LG Sinha greets doctors on “doctors day”, DAK demand setting up of University

File Picture: Lt Guv Manoj Sinha

Srinagar, July 1: Jammu and Kashmir Lieutenant Governor Manoj Sinha on Friday greeted the doctors on the “Doctors day” and expressed gratitude to them for their selfless service towards humanity.
The Lieutenant Governor greeted the doctors on the day and expressed gratitude to men and women for their selfless service towards humanity in this unique profession through a tweet.
“On Doctors Day, my greetings to all doctors. I express my gratitude to men and women, selflessly serving humanity through this unique profession & transforming the lives of millions. Lieutenant Governor in a tweet said.
Meanwhile, Doctors Association Kashmir (DAK) on “doctors day” demanded setting up of a medical university in Kashmir.
“Medical university in Kashmir is the need of the hour” said DAK President Dr Nisar ul Hassan.
Dr Hassan said Jammu and Kashmir (JK) has dozens of medical institutions, including medical, dental and paramedical colleges, which are currently affiliated to Kashmir and Jammu universities. The two universities are already overburdened with the affairs of their own academic institutions and find it hard to cater to the needs of thousands of medical and paramedical students.
“In absence of medical university, medical students suffer immensely as examination results and awarding of degrees often get delayed,” he said.
The DAK President said medical university would give new direction to the medical curriculum that would change the health care scenario in J&K.

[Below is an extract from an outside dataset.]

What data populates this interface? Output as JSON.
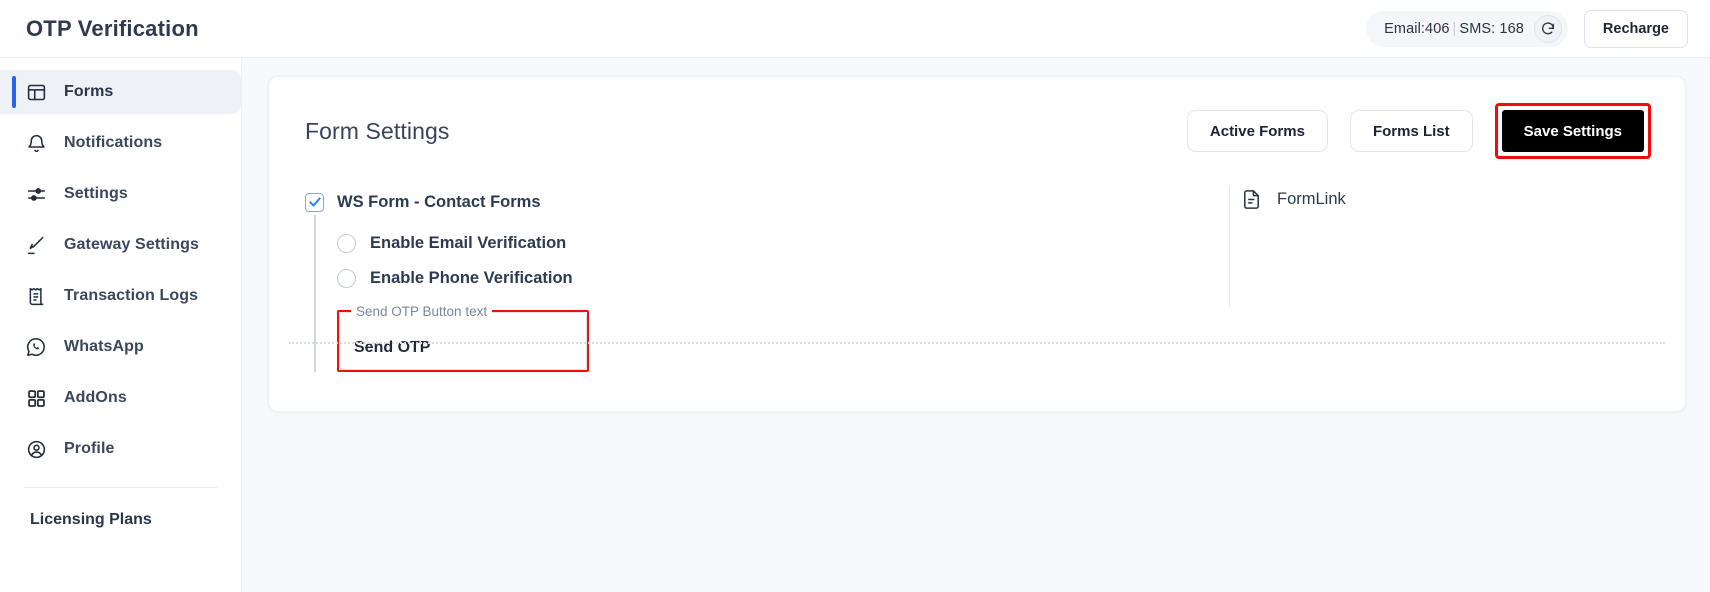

“The varsity would provide competent caring physicians through quality undergraduate and postgraduate training that would shape the future of the health care in the region,” he said adding “the quality of nurses and paramedics would also improve through outstanding education that would produce a paradigm change in patient care.”
“The university would provide an environment that is conducive for research which would bring us on the scientific map of the world,” said Dr Nisar.
“It would serve as an international magnet and will attract high quality professionals across the globe to practice, teach and research in an academic medical environment,” he said. (Agencies)